[App and web page records]
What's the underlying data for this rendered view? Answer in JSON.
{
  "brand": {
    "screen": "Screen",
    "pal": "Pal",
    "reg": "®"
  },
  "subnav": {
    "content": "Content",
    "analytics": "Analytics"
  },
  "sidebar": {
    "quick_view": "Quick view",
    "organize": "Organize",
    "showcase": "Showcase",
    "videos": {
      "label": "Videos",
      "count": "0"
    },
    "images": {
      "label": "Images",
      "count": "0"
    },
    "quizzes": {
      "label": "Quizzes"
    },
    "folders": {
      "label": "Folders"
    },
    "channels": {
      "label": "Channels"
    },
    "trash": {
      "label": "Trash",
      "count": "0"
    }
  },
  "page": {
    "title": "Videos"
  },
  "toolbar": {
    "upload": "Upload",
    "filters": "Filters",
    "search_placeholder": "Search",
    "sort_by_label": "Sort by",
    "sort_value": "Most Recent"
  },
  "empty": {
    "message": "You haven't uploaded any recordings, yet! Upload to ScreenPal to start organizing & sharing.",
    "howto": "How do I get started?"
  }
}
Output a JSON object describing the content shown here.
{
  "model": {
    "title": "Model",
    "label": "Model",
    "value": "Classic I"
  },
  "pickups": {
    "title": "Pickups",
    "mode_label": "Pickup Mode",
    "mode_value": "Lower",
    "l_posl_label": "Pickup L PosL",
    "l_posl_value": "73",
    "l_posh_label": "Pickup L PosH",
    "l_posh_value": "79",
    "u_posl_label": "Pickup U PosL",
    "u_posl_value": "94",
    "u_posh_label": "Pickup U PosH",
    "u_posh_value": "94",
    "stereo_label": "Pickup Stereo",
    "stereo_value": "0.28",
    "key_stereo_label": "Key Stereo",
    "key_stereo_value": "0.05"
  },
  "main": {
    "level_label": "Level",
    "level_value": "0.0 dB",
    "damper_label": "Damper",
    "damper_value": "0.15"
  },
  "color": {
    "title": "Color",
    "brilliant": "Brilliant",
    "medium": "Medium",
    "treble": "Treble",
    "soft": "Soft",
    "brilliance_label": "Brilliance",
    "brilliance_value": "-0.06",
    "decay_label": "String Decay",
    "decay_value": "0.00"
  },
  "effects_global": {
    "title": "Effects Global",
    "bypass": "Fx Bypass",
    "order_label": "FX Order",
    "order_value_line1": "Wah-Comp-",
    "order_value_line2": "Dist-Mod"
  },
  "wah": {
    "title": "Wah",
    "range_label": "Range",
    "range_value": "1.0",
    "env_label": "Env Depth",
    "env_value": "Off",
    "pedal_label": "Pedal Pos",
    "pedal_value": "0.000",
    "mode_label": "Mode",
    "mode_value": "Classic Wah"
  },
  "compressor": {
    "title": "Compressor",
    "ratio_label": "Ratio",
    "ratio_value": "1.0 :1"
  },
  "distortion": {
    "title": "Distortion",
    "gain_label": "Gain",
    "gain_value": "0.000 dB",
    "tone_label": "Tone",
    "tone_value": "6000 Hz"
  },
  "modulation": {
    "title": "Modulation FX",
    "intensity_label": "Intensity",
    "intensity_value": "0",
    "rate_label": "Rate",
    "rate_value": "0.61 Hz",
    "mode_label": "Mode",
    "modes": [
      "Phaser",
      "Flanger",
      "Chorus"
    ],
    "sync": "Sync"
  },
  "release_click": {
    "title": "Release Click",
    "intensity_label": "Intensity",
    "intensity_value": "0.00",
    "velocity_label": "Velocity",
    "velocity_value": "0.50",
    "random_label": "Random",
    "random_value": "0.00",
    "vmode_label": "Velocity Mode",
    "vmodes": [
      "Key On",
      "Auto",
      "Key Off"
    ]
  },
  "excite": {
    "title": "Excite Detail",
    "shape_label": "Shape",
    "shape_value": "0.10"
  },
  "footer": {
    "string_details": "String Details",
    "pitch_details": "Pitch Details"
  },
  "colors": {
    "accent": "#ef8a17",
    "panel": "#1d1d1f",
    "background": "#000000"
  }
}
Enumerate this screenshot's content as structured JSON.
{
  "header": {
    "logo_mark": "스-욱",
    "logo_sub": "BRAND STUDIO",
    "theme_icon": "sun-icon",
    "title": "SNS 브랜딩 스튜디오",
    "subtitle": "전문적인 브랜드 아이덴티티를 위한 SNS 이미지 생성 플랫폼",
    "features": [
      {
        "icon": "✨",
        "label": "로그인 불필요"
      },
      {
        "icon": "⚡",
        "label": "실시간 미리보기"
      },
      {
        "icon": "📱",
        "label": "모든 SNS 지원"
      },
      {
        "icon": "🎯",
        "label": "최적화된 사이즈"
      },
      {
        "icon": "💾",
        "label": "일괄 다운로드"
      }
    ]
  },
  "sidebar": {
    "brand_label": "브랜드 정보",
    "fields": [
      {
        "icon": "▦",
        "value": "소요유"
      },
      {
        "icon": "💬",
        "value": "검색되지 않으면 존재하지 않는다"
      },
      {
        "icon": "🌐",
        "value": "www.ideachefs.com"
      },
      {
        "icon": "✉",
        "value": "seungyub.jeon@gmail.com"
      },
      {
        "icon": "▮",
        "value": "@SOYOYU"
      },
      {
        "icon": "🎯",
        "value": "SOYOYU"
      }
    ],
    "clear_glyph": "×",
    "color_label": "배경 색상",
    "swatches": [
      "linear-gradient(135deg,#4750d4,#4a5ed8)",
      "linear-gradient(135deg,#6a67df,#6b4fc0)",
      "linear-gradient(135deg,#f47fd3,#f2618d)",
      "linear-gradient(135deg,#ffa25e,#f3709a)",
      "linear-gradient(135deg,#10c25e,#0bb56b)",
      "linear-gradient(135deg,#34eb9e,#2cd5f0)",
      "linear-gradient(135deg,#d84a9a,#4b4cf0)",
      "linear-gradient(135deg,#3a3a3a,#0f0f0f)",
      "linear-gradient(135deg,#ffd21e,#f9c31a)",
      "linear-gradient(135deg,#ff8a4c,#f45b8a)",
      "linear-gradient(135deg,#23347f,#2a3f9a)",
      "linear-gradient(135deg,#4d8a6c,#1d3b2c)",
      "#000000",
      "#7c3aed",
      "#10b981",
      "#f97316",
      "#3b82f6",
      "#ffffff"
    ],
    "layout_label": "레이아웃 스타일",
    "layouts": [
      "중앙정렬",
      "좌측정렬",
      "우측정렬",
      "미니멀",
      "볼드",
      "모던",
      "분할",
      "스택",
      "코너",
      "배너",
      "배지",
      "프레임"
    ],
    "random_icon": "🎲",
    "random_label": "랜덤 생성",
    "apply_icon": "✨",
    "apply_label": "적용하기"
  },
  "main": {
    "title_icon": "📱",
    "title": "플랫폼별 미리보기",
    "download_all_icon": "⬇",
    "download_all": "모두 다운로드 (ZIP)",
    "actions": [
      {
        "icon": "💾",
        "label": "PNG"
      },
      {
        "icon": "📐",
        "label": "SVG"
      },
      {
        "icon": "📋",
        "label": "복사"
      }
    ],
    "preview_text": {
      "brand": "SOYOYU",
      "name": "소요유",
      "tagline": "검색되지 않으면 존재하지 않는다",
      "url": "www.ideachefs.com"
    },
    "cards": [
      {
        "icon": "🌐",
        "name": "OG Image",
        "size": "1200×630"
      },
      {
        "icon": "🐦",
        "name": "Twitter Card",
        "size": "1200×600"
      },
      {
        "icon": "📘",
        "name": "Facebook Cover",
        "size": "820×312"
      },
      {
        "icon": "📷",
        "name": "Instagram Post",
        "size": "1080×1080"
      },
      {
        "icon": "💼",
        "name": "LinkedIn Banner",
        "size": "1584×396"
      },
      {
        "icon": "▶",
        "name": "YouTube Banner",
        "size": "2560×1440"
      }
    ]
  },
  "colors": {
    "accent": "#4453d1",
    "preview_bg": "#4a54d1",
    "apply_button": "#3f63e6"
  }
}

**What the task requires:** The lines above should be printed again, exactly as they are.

**Your response:**
What's the underlying data for this rendered view? Answer in JSON.
{
  "brand": {
    "screen": "Screen",
    "pal": "Pal",
    "reg": "®"
  },
  "subnav": {
    "content": "Content",
    "analytics": "Analytics"
  },
  "sidebar": {
    "quick_view": "Quick view",
    "organize": "Organize",
    "showcase": "Showcase",
    "videos": {
      "label": "Videos",
      "count": "0"
    },
    "images": {
      "label": "Images",
      "count": "0"
    },
    "quizzes": {
      "label": "Quizzes"
    },
    "folders": {
      "label": "Folders"
    },
    "channels": {
      "label": "Channels"
    },
    "trash": {
      "label": "Trash",
      "count": "0"
    }
  },
  "page": {
    "title": "Videos"
  },
  "toolbar": {
    "upload": "Upload",
    "filters": "Filters",
    "search_placeholder": "Search",
    "sort_by_label": "Sort by",
    "sort_value": "Most Recent"
  },
  "empty": {
    "message": "You haven't uploaded any recordings, yet! Upload to ScreenPal to start organizing & sharing.",
    "howto": "How do I get started?"
  }
}
Output a JSON object describing the content shown here.
{
  "model": {
    "title": "Model",
    "label": "Model",
    "value": "Classic I"
  },
  "pickups": {
    "title": "Pickups",
    "mode_label": "Pickup Mode",
    "mode_value": "Lower",
    "l_posl_label": "Pickup L PosL",
    "l_posl_value": "73",
    "l_posh_label": "Pickup L PosH",
    "l_posh_value": "79",
    "u_posl_label": "Pickup U PosL",
    "u_posl_value": "94",
    "u_posh_label": "Pickup U PosH",
    "u_posh_value": "94",
    "stereo_label": "Pickup Stereo",
    "stereo_value": "0.28",
    "key_stereo_label": "Key Stereo",
    "key_stereo_value": "0.05"
  },
  "main": {
    "level_label": "Level",
    "level_value": "0.0 dB",
    "damper_label": "Damper",
    "damper_value": "0.15"
  },
  "color": {
    "title": "Color",
    "brilliant": "Brilliant",
    "medium": "Medium",
    "treble": "Treble",
    "soft": "Soft",
    "brilliance_label": "Brilliance",
    "brilliance_value": "-0.06",
    "decay_label": "String Decay",
    "decay_value": "0.00"
  },
  "effects_global": {
    "title": "Effects Global",
    "bypass": "Fx Bypass",
    "order_label": "FX Order",
    "order_value_line1": "Wah-Comp-",
    "order_value_line2": "Dist-Mod"
  },
  "wah": {
    "title": "Wah",
    "range_label": "Range",
    "range_value": "1.0",
    "env_label": "Env Depth",
    "env_value": "Off",
    "pedal_label": "Pedal Pos",
    "pedal_value": "0.000",
    "mode_label": "Mode",
    "mode_value": "Classic Wah"
  },
  "compressor": {
    "title": "Compressor",
    "ratio_label": "Ratio",
    "ratio_value": "1.0 :1"
  },
  "distortion": {
    "title": "Distortion",
    "gain_label": "Gain",
    "gain_value": "0.000 dB",
    "tone_label": "Tone",
    "tone_value": "6000 Hz"
  },
  "modulation": {
    "title": "Modulation FX",
    "intensity_label": "Intensity",
    "intensity_value": "0",
    "rate_label": "Rate",
    "rate_value": "0.61 Hz",
    "mode_label": "Mode",
    "modes": [
      "Phaser",
      "Flanger",
      "Chorus"
    ],
    "sync": "Sync"
  },
  "release_click": {
    "title": "Release Click",
    "intensity_label": "Intensity",
    "intensity_value": "0.00",
    "velocity_label": "Velocity",
    "velocity_value": "0.50",
    "random_label": "Random",
    "random_value": "0.00",
    "vmode_label": "Velocity Mode",
    "vmodes": [
      "Key On",
      "Auto",
      "Key Off"
    ]
  },
  "excite": {
    "title": "Excite Detail",
    "shape_label": "Shape",
    "shape_value": "0.10"
  },
  "footer": {
    "string_details": "String Details",
    "pitch_details": "Pitch Details"
  },
  "colors": {
    "accent": "#ef8a17",
    "panel": "#1d1d1f",
    "background": "#000000"
  }
}
Enumerate this screenshot's content as structured JSON.
{
  "header": {
    "logo_mark": "스-욱",
    "logo_sub": "BRAND STUDIO",
    "theme_icon": "sun-icon",
    "title": "SNS 브랜딩 스튜디오",
    "subtitle": "전문적인 브랜드 아이덴티티를 위한 SNS 이미지 생성 플랫폼",
    "features": [
      {
        "icon": "✨",
        "label": "로그인 불필요"
      },
      {
        "icon": "⚡",
        "label": "실시간 미리보기"
      },
      {
        "icon": "📱",
        "label": "모든 SNS 지원"
      },
      {
        "icon": "🎯",
        "label": "최적화된 사이즈"
      },
      {
        "icon": "💾",
        "label": "일괄 다운로드"
      }
    ]
  },
  "sidebar": {
    "brand_label": "브랜드 정보",
    "fields": [
      {
        "icon": "▦",
        "value": "소요유"
      },
      {
        "icon": "💬",
        "value": "검색되지 않으면 존재하지 않는다"
      },
      {
        "icon": "🌐",
        "value": "www.ideachefs.com"
      },
      {
        "icon": "✉",
        "value": "seungyub.jeon@gmail.com"
      },
      {
        "icon": "▮",
        "value": "@SOYOYU"
      },
      {
        "icon": "🎯",
        "value": "SOYOYU"
      }
    ],
    "clear_glyph": "×",
    "color_label": "배경 색상",
    "swatches": [
      "linear-gradient(135deg,#4750d4,#4a5ed8)",
      "linear-gradient(135deg,#6a67df,#6b4fc0)",
      "linear-gradient(135deg,#f47fd3,#f2618d)",
      "linear-gradient(135deg,#ffa25e,#f3709a)",
      "linear-gradient(135deg,#10c25e,#0bb56b)",
      "linear-gradient(135deg,#34eb9e,#2cd5f0)",
      "linear-gradient(135deg,#d84a9a,#4b4cf0)",
      "linear-gradient(135deg,#3a3a3a,#0f0f0f)",
      "linear-gradient(135deg,#ffd21e,#f9c31a)",
      "linear-gradient(135deg,#ff8a4c,#f45b8a)",
      "linear-gradient(135deg,#23347f,#2a3f9a)",
      "linear-gradient(135deg,#4d8a6c,#1d3b2c)",
      "#000000",
      "#7c3aed",
      "#10b981",
      "#f97316",
      "#3b82f6",
      "#ffffff"
    ],
    "layout_label": "레이아웃 스타일",
    "layouts": [
      "중앙정렬",
      "좌측정렬",
      "우측정렬",
      "미니멀",
      "볼드",
      "모던",
      "분할",
      "스택",
      "코너",
      "배너",
      "배지",
      "프레임"
    ],
    "random_icon": "🎲",
    "random_label": "랜덤 생성",
    "apply_icon": "✨",
    "apply_label": "적용하기"
  },
  "main": {
    "title_icon": "📱",
    "title": "플랫폼별 미리보기",
    "download_all_icon": "⬇",
    "download_all": "모두 다운로드 (ZIP)",
    "actions": [
      {
        "icon": "💾",
        "label": "PNG"
      },
      {
        "icon": "📐",
        "label": "SVG"
      },
      {
        "icon": "📋",
        "label": "복사"
      }
    ],
    "preview_text": {
      "brand": "SOYOYU",
      "name": "소요유",
      "tagline": "검색되지 않으면 존재하지 않는다",
      "url": "www.ideachefs.com"
    },
    "cards": [
      {
        "icon": "🌐",
        "name": "OG Image",
        "size": "1200×630"
      },
      {
        "icon": "🐦",
        "name": "Twitter Card",
        "size": "1200×600"
      },
      {
        "icon": "📘",
        "name": "Facebook Cover",
        "size": "820×312"
      },
      {
        "icon": "📷",
        "name": "Instagram Post",
        "size": "1080×1080"
      },
      {
        "icon": "💼",
        "name": "LinkedIn Banner",
        "size": "1584×396"
      },
      {
        "icon": "▶",
        "name": "YouTube Banner",
        "size": "2560×1440"
      }
    ]
  },
  "colors": {
    "accent": "#4453d1",
    "preview_bg": "#4a54d1",
    "apply_button": "#3f63e6"
  }
}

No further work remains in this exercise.